▶ _Activity_: Every line of the entries below that includes "User" belongs in the answer, copied as written.

▶ _Data shown_:

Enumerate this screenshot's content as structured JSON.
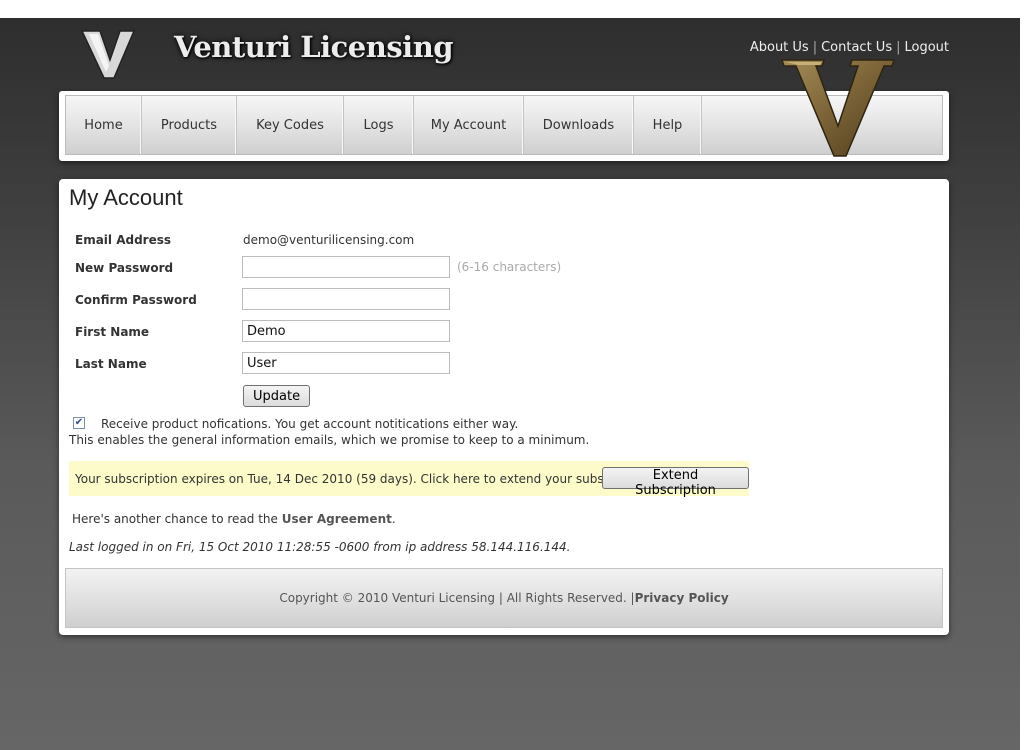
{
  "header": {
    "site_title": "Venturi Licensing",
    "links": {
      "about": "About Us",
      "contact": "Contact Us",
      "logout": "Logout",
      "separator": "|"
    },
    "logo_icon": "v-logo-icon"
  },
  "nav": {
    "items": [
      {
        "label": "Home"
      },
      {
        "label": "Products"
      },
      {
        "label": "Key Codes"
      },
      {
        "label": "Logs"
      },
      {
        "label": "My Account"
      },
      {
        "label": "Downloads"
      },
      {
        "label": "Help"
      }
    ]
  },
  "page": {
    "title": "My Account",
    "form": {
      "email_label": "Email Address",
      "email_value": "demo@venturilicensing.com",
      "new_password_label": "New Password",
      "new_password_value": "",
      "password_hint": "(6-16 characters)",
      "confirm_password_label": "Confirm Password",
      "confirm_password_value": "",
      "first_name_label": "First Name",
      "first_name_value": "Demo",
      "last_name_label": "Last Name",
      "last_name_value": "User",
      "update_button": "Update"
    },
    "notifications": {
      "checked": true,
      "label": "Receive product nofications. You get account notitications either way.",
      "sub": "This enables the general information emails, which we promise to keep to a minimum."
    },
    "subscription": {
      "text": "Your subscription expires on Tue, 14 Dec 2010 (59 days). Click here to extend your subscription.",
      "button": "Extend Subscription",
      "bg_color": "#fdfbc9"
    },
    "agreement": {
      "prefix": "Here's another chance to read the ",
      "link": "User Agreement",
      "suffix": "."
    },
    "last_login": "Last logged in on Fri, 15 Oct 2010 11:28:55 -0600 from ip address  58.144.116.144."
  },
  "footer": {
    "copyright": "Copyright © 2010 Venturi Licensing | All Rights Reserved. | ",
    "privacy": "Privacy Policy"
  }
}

▶ _Answer for this exercise_:
      "last_name_value": "User",
      "link": "User Agreement",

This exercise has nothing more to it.